DATA FOR THIS EXERCISE section start
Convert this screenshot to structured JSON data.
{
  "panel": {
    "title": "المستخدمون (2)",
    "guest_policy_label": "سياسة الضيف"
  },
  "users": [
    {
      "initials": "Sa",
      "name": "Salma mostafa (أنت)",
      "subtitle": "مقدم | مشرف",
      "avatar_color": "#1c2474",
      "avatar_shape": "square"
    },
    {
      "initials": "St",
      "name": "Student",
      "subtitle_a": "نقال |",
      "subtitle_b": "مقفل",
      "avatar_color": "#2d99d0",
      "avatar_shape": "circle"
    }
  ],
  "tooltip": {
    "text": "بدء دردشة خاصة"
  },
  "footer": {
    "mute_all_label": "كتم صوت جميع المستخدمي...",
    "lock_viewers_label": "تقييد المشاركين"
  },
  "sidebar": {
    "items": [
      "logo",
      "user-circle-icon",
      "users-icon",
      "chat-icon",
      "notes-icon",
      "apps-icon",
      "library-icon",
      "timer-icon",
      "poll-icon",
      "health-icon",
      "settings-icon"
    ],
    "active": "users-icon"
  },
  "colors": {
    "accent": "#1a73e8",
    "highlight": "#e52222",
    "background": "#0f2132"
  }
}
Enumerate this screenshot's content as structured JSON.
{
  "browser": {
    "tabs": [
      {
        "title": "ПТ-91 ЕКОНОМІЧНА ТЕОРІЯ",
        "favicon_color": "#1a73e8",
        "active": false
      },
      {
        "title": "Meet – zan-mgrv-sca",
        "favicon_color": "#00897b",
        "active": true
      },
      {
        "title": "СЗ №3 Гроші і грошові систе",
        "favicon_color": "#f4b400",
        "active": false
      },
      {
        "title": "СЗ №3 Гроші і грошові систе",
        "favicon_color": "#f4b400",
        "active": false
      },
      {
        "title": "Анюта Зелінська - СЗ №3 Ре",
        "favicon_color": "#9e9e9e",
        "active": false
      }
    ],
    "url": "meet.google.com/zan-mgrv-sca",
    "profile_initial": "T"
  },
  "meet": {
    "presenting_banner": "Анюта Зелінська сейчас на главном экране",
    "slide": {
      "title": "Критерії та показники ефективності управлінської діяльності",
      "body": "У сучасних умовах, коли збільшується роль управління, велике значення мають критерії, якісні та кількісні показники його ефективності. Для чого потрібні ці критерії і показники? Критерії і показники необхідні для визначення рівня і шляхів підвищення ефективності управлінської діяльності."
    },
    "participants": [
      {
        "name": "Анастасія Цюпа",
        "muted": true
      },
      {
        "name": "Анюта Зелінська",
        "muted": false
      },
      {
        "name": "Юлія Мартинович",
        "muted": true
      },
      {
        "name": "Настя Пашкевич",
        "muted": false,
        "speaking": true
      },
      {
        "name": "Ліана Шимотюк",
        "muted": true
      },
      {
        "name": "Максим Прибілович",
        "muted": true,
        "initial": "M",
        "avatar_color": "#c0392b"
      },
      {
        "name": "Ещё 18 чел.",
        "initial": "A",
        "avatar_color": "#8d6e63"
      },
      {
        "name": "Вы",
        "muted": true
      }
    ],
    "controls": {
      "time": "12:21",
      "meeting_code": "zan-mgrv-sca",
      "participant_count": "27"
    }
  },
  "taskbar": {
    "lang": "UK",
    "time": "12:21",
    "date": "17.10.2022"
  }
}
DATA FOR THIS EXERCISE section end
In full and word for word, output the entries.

OUTPUT -
Convert this screenshot to structured JSON data.
{
  "panel": {
    "title": "المستخدمون (2)",
    "guest_policy_label": "سياسة الضيف"
  },
  "users": [
    {
      "initials": "Sa",
      "name": "Salma mostafa (أنت)",
      "subtitle": "مقدم | مشرف",
      "avatar_color": "#1c2474",
      "avatar_shape": "square"
    },
    {
      "initials": "St",
      "name": "Student",
      "subtitle_a": "نقال |",
      "subtitle_b": "مقفل",
      "avatar_color": "#2d99d0",
      "avatar_shape": "circle"
    }
  ],
  "tooltip": {
    "text": "بدء دردشة خاصة"
  },
  "footer": {
    "mute_all_label": "كتم صوت جميع المستخدمي...",
    "lock_viewers_label": "تقييد المشاركين"
  },
  "sidebar": {
    "items": [
      "logo",
      "user-circle-icon",
      "users-icon",
      "chat-icon",
      "notes-icon",
      "apps-icon",
      "library-icon",
      "timer-icon",
      "poll-icon",
      "health-icon",
      "settings-icon"
    ],
    "active": "users-icon"
  },
  "colors": {
    "accent": "#1a73e8",
    "highlight": "#e52222",
    "background": "#0f2132"
  }
}
Enumerate this screenshot's content as structured JSON.
{
  "browser": {
    "tabs": [
      {
        "title": "ПТ-91 ЕКОНОМІЧНА ТЕОРІЯ",
        "favicon_color": "#1a73e8",
        "active": false
      },
      {
        "title": "Meet – zan-mgrv-sca",
        "favicon_color": "#00897b",
        "active": true
      },
      {
        "title": "СЗ №3 Гроші і грошові систе",
        "favicon_color": "#f4b400",
        "active": false
      },
      {
        "title": "СЗ №3 Гроші і грошові систе",
        "favicon_color": "#f4b400",
        "active": false
      },
      {
        "title": "Анюта Зелінська - СЗ №3 Ре",
        "favicon_color": "#9e9e9e",
        "active": false
      }
    ],
    "url": "meet.google.com/zan-mgrv-sca",
    "profile_initial": "T"
  },
  "meet": {
    "presenting_banner": "Анюта Зелінська сейчас на главном экране",
    "slide": {
      "title": "Критерії та показники ефективності управлінської діяльності",
      "body": "У сучасних умовах, коли збільшується роль управління, велике значення мають критерії, якісні та кількісні показники його ефективності. Для чого потрібні ці критерії і показники? Критерії і показники необхідні для визначення рівня і шляхів підвищення ефективності управлінської діяльності."
    },
    "participants": [
      {
        "name": "Анастасія Цюпа",
        "muted": true
      },
      {
        "name": "Анюта Зелінська",
        "muted": false
      },
      {
        "name": "Юлія Мартинович",
        "muted": true
      },
      {
        "name": "Настя Пашкевич",
        "muted": false,
        "speaking": true
      },
      {
        "name": "Ліана Шимотюк",
        "muted": true
      },
      {
        "name": "Максим Прибілович",
        "muted": true,
        "initial": "M",
        "avatar_color": "#c0392b"
      },
      {
        "name": "Ещё 18 чел.",
        "initial": "A",
        "avatar_color": "#8d6e63"
      },
      {
        "name": "Вы",
        "muted": true
      }
    ],
    "controls": {
      "time": "12:21",
      "meeting_code": "zan-mgrv-sca",
      "participant_count": "27"
    }
  },
  "taskbar": {
    "lang": "UK",
    "time": "12:21",
    "date": "17.10.2022"
  }
}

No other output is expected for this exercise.